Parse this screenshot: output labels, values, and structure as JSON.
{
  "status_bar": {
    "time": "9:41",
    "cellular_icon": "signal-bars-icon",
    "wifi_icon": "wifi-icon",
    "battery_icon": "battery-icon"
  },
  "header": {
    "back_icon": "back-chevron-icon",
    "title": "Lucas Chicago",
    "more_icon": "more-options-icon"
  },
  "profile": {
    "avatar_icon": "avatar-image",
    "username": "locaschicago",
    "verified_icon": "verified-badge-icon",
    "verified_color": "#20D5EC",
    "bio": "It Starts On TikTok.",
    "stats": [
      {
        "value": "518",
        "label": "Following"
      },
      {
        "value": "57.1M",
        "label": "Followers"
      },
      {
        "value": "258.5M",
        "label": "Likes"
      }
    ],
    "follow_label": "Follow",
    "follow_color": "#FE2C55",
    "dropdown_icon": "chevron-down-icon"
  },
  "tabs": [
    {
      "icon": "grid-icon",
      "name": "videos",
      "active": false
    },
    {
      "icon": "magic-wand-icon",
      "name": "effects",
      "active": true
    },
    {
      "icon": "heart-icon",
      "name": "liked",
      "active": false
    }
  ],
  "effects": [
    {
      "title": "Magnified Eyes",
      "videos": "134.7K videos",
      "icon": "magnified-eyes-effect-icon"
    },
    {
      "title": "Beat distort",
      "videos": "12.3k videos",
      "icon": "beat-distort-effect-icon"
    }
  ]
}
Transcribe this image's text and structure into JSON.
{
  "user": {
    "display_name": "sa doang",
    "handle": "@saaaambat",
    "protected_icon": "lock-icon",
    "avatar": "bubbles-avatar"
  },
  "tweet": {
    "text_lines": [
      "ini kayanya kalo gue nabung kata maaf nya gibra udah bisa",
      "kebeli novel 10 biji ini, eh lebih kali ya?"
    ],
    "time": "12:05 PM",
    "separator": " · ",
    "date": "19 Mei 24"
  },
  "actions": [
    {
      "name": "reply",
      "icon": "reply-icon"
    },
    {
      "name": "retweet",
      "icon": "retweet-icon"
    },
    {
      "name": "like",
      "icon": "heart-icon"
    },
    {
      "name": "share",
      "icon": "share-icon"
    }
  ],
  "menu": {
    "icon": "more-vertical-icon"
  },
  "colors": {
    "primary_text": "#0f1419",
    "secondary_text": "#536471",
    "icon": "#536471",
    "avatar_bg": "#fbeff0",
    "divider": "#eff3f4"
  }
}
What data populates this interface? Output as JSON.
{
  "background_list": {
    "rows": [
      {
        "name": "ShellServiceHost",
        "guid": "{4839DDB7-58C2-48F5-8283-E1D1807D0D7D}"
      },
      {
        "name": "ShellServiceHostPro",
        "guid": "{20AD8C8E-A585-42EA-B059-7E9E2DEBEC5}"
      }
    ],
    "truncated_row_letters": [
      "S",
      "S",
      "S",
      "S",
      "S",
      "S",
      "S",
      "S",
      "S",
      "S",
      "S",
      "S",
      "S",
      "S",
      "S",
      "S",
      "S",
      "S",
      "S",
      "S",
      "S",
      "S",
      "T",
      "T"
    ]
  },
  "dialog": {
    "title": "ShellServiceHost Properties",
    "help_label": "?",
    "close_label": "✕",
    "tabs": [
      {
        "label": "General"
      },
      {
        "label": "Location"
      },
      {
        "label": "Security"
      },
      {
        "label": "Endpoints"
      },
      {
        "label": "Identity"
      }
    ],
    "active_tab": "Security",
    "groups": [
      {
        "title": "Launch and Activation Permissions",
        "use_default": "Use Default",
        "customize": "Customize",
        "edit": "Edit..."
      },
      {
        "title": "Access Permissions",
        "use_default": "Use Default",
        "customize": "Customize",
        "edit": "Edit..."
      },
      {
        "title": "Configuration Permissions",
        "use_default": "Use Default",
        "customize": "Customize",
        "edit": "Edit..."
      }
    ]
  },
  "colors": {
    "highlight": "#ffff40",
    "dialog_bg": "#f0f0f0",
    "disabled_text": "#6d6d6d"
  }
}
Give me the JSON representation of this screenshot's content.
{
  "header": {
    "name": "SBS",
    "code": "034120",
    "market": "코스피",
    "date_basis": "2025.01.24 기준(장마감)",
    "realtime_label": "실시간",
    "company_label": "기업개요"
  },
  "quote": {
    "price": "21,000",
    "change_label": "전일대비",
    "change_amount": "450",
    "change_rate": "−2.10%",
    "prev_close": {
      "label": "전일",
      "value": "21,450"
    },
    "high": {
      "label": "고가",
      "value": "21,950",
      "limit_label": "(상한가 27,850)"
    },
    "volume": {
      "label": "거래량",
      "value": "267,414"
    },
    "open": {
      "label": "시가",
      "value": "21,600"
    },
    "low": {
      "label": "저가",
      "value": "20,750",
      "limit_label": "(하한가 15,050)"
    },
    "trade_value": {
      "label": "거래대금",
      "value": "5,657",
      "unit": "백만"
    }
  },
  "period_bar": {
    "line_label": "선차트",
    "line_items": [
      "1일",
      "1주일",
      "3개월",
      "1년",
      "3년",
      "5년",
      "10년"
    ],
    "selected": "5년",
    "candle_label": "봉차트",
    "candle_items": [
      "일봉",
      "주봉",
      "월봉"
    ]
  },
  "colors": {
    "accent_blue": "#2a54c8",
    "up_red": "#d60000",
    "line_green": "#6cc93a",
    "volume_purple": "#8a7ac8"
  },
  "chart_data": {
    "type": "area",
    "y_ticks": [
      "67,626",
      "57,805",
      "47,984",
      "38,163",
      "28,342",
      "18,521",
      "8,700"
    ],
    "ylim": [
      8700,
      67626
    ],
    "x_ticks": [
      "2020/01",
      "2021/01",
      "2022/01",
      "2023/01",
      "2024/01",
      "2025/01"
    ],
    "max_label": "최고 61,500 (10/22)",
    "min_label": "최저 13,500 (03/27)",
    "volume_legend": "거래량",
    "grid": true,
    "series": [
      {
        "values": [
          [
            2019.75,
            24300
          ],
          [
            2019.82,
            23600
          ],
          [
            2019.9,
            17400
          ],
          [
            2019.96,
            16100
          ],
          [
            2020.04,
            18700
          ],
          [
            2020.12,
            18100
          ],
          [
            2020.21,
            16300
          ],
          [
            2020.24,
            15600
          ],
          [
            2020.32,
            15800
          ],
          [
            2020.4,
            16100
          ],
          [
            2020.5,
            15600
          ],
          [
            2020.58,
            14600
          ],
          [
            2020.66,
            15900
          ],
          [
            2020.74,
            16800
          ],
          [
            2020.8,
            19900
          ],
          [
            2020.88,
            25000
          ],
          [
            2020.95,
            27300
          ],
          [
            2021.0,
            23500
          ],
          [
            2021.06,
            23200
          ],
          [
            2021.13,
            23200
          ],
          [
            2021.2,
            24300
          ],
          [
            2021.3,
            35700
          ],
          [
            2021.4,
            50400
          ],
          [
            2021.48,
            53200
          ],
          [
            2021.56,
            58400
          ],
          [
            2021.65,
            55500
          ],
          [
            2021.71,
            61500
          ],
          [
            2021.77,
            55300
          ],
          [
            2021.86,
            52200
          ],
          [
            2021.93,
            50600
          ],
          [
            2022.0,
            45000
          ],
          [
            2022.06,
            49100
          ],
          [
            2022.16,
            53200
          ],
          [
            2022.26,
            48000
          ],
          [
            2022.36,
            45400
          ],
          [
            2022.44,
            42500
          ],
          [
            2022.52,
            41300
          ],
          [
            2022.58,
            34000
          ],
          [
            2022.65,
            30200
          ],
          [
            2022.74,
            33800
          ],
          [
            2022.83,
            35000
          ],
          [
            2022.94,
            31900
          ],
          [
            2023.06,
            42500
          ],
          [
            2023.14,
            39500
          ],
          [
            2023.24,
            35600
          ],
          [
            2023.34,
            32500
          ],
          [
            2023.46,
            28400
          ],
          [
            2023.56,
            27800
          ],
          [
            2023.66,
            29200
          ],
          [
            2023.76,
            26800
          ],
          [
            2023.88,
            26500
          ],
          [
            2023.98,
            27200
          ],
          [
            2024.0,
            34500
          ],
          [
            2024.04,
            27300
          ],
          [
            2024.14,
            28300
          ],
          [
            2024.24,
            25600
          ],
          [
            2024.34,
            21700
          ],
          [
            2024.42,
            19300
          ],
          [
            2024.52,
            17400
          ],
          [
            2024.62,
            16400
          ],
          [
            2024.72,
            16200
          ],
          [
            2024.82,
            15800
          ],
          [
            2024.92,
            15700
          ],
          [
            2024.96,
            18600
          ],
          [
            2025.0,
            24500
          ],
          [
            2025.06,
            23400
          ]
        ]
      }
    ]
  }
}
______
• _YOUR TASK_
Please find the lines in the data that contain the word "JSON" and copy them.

• _SOLUTION_
Parse this screenshot: output labels, values, and structure as JSON.
Transcribe this image's text and structure into JSON.
What data populates this interface? Output as JSON.
Give me the JSON representation of this screenshot's content.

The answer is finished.